Site Analysis Tours were conducted along Two Mile Creek, the Niagara River, Erie Canal, and Ellicott Creek. The tours consisted of walking and boating excursions that allowed participants to see the sites up close and to discuss their conditions and opportunities. Each tour used a facilitation game to get the project team to become collaborative problem solvers.
Upon seeing the untapped potential of Ellicott Creek, the Steering Committee decided a tactical urbanism event would be a good opportunity for the community to see the creek in a new way. The “Crazy Creek Party,” complete with inner tubes and canoes, focused on leveraging both the ecotourism and natural conditions of the creek heading past, as well as identifying potential business development opportunities heading west where the Creek meets the Erie Canal. The family-friendly event had something for every visitor and partygoer and provided a venue for valuable discussions around balancing the health of the environment with commercial interests, and data collection about how often the creek is used by residents and visitors and for what purposes.

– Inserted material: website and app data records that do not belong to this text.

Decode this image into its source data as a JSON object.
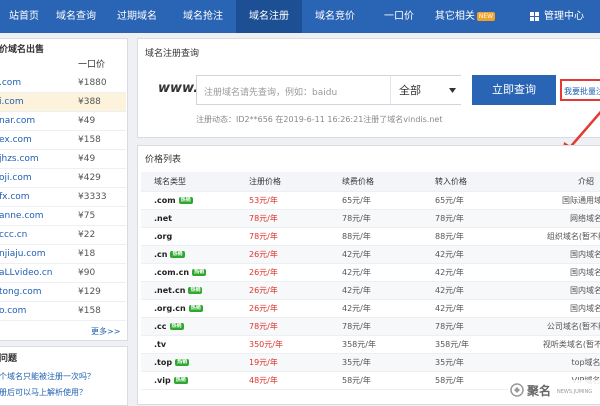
{
  "nav": {
    "items": [
      {
        "label": "站首页"
      },
      {
        "label": "域名查询"
      },
      {
        "label": "过期域名"
      },
      {
        "label": "域名抢注"
      },
      {
        "label": "域名注册"
      },
      {
        "label": "域名竞价"
      },
      {
        "label": "一口价"
      },
      {
        "label": "其它相关",
        "badge": "NEW"
      },
      {
        "label": "管理中心"
      }
    ],
    "active_index": 4
  },
  "sidebar": {
    "title": "价域名出售",
    "col_header": "一口价",
    "rows": [
      {
        "domain": ".com",
        "price": "¥1880"
      },
      {
        "domain": "i.com",
        "price": "¥388"
      },
      {
        "domain": "nar.com",
        "price": "¥49"
      },
      {
        "domain": "ex.com",
        "price": "¥158"
      },
      {
        "domain": "jhzs.com",
        "price": "¥49"
      },
      {
        "domain": "oji.com",
        "price": "¥429"
      },
      {
        "domain": "fx.com",
        "price": "¥3333"
      },
      {
        "domain": "anne.com",
        "price": "¥75"
      },
      {
        "domain": "ccc.cn",
        "price": "¥22"
      },
      {
        "domain": "njiaju.com",
        "price": "¥18"
      },
      {
        "domain": "aLLvideo.cn",
        "price": "¥90"
      },
      {
        "domain": "tong.com",
        "price": "¥129"
      },
      {
        "domain": "o.com",
        "price": "¥158"
      }
    ],
    "more": "更多>>",
    "faq_title": "问题",
    "faq_items": [
      "个域名只能被注册一次吗？",
      "册后可以马上解析使用？"
    ]
  },
  "search": {
    "title": "域名注册查询",
    "www_label": "www.",
    "placeholder": "注册域名请先查询，例如：baidu",
    "select_value": "全部",
    "button": "立即查询",
    "batch_link": "我要批量注",
    "news": "注册动态：ID2**656 在2019-6-11 16:26:21注册了域名vindis.net"
  },
  "prices": {
    "title": "价格列表",
    "headers": [
      "域名类型",
      "注册价格",
      "续费价格",
      "转入价格",
      "介绍"
    ],
    "hot_label": "热销",
    "rows": [
      {
        "ext": ".com",
        "hot": true,
        "reg": "53元/年",
        "renew": "65元/年",
        "transfer": "65元/年",
        "desc": "国际通用域名"
      },
      {
        "ext": ".net",
        "hot": false,
        "reg": "78元/年",
        "renew": "78元/年",
        "transfer": "78元/年",
        "desc": "网络域名"
      },
      {
        "ext": ".org",
        "hot": false,
        "reg": "78元/年",
        "renew": "88元/年",
        "transfer": "88元/年",
        "desc": "组织域名(暂不能备案)"
      },
      {
        "ext": ".cn",
        "hot": true,
        "reg": "26元/年",
        "renew": "42元/年",
        "transfer": "42元/年",
        "desc": "国内域名"
      },
      {
        "ext": ".com.cn",
        "hot": true,
        "reg": "26元/年",
        "renew": "42元/年",
        "transfer": "42元/年",
        "desc": "国内域名"
      },
      {
        "ext": ".net.cn",
        "hot": true,
        "reg": "26元/年",
        "renew": "42元/年",
        "transfer": "42元/年",
        "desc": "国内域名"
      },
      {
        "ext": ".org.cn",
        "hot": true,
        "reg": "26元/年",
        "renew": "42元/年",
        "transfer": "42元/年",
        "desc": "国内域名"
      },
      {
        "ext": ".cc",
        "hot": true,
        "reg": "78元/年",
        "renew": "78元/年",
        "transfer": "78元/年",
        "desc": "公司域名(暂不能备案)"
      },
      {
        "ext": ".tv",
        "hot": false,
        "reg": "350元/年",
        "renew": "358元/年",
        "transfer": "358元/年",
        "desc": "视听类域名(暂不能备案)"
      },
      {
        "ext": ".top",
        "hot": true,
        "reg": "19元/年",
        "renew": "35元/年",
        "transfer": "35元/年",
        "desc": "top域名"
      },
      {
        "ext": ".vip",
        "hot": true,
        "reg": "48元/年",
        "renew": "58元/年",
        "transfer": "58元/年",
        "desc": "VIP域名"
      }
    ]
  },
  "watermark": {
    "main": "聚名",
    "sub": "NEWS.JUMING"
  },
  "colors": {
    "nav_bg": "#2a64b5",
    "button_bg": "#2a64b5",
    "price_red": "#e0332b",
    "link_blue": "#1f5fb3",
    "highlight_row": "#fdf3dc",
    "arrow_red": "#e53935"
  }
}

This engagement process formed the foundation for a “living document” style plan for the City of Tonawanda to reconnect its community to its waterways. This document paved the way for Tonawanda to pursue funding and plan the use of its existing resources for many years to come. Since the community engagement sessions, Tonawanda has received a special $2.5 million grant to reroute traffic through their downtown from a water edge road and convert the road into a water edge park with a newly created water edge pavilion. Additionally, the State chose to route its new Empire State Trail, now the longest contiguous trail in the state, through this newly created waterfront park.

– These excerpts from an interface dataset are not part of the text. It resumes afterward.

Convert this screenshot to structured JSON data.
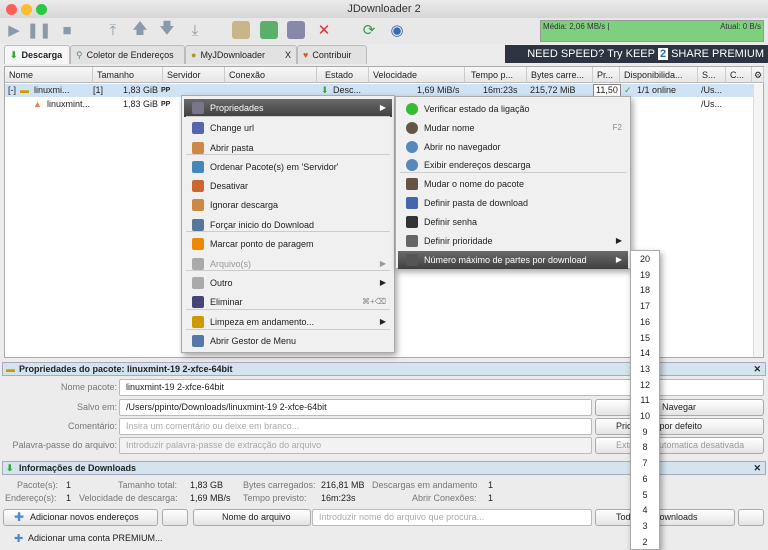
{
  "window": {
    "title": "JDownloader 2"
  },
  "speed": {
    "average": "Média: 2,06 MB/s |",
    "current": "Atual: 0 B/s"
  },
  "tabs": [
    {
      "label": "Descarga"
    },
    {
      "label": "Coletor de Endereços"
    },
    {
      "label": "MyJDownloader",
      "close": "X"
    },
    {
      "label": "Contribuir"
    }
  ],
  "promo": {
    "a": "NEED SPEED? Try KEEP",
    "b": "2",
    "c": "SHARE PREMIUM"
  },
  "table": {
    "headers": [
      "Nome",
      "Tamanho",
      "Servidor",
      "Conexão",
      "Estado",
      "Velocidade",
      "Tempo p...",
      "Bytes carre...",
      "Pr...",
      "Disponibilida...",
      "S...",
      "C..."
    ],
    "rows": [
      {
        "expander": "[-]",
        "name": "linuxmi...",
        "count": "[1]",
        "size": "1,83 GiB",
        "host": "PP",
        "status": "Desc...",
        "speed": "1,69 MiB/s",
        "eta": "16m:23s",
        "loaded": "215,72 MiB",
        "priority": "11,50",
        "availability": "1/1 online",
        "path": "/Us..."
      },
      {
        "name": "linuxmint...",
        "size": "1,83 GiB",
        "host": "PP",
        "path": "/Us..."
      }
    ]
  },
  "context_menu": {
    "items": [
      {
        "label": "Propriedades",
        "submenu": true
      },
      {
        "label": "Change url"
      },
      {
        "label": "Abrir pasta"
      },
      {
        "label": "Ordenar Pacote(s) em 'Servidor'"
      },
      {
        "label": "Desativar"
      },
      {
        "label": "Ignorar descarga"
      },
      {
        "label": "Forçar inicio do Download"
      },
      {
        "label": "Marcar ponto de paragem"
      },
      {
        "label": "Arquivo(s)",
        "submenu": true
      },
      {
        "label": "Outro",
        "submenu": true
      },
      {
        "label": "Eliminar",
        "shortcut": "⌘+⌫"
      },
      {
        "label": "Limpeza em andamento...",
        "submenu": true
      },
      {
        "label": "Abrir Gestor de Menu"
      }
    ]
  },
  "properties_submenu": {
    "items": [
      {
        "label": "Verificar estado da ligação"
      },
      {
        "label": "Mudar nome",
        "shortcut": "F2"
      },
      {
        "label": "Abrir no navegador"
      },
      {
        "label": "Exibir endereços descarga"
      },
      {
        "label": "Mudar o nome do pacote"
      },
      {
        "label": "Definir pasta de download"
      },
      {
        "label": "Definir senha"
      },
      {
        "label": "Definir prioridade"
      },
      {
        "label": "Número máximo de partes por download"
      }
    ]
  },
  "chunks_submenu": {
    "items": [
      "20",
      "19",
      "18",
      "17",
      "16",
      "15",
      "14",
      "13",
      "12",
      "11",
      "10",
      "9",
      "8",
      "7",
      "6",
      "5",
      "4",
      "3",
      "2"
    ]
  },
  "package_panel": {
    "title": "Propriedades do pacote: linuxmint-19 2-xfce-64bit",
    "name_label": "Nome pacote:",
    "name_value": "linuxmint-19 2-xfce-64bit",
    "saveto_label": "Salvo em:",
    "saveto_value": "/Users/ppinto/Downloads/linuxmint-19 2-xfce-64bit",
    "browse": "Navegar",
    "comment_label": "Comentário:",
    "comment_placeholder": "Insira um comentário ou deixe em branco...",
    "priority": "Prioridade por defeito",
    "password_label": "Palavra-passe do arquivo:",
    "password_placeholder": "Introduzir palavra-passe de extracção do arquivo",
    "extract": "Extração automatica desativada"
  },
  "info_panel": {
    "title": "Informações de Downloads",
    "packages_label": "Pacote(s):",
    "packages": "1",
    "total_label": "Tamanho total:",
    "total": "1,83 GB",
    "loaded_label": "Bytes carregados:",
    "loaded": "216,81 MB",
    "running_label": "Descargas em andamento",
    "running": "1",
    "links_label": "Endereço(s):",
    "links": "1",
    "speed_label": "Velocidade de descarga:",
    "speed": "1,69 MB/s",
    "eta_label": "Tempo previsto:",
    "eta": "16m:23s",
    "conn_label": "Abrir Conexões:",
    "conn": "1"
  },
  "bottom_bar": {
    "add_links": "Adicionar novos endereços",
    "search_field": "Nome do arquivo",
    "search_placeholder": "Introduzir nome do arquivo que procura...",
    "all_downloads": "Todos os downloads"
  },
  "status_bar": {
    "add_premium": "Adicionar uma conta PREMIUM..."
  }
}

Partnering with Joy Kuebler, they used her PLAYCE methodology in a playful placemaking approach to engage citizens with the LWRP process. Water is a vital and important part of Tonawanda. While industry uses the water less, the opportunities for recreation and commercial uses that leverage the water and lure and retain citizens are prevalent. Additionally, more than 75 families and individuals took part in the Niawanda Art Walk where Community Conversations took place about how they interacted with the water now and what they would like to see in the future.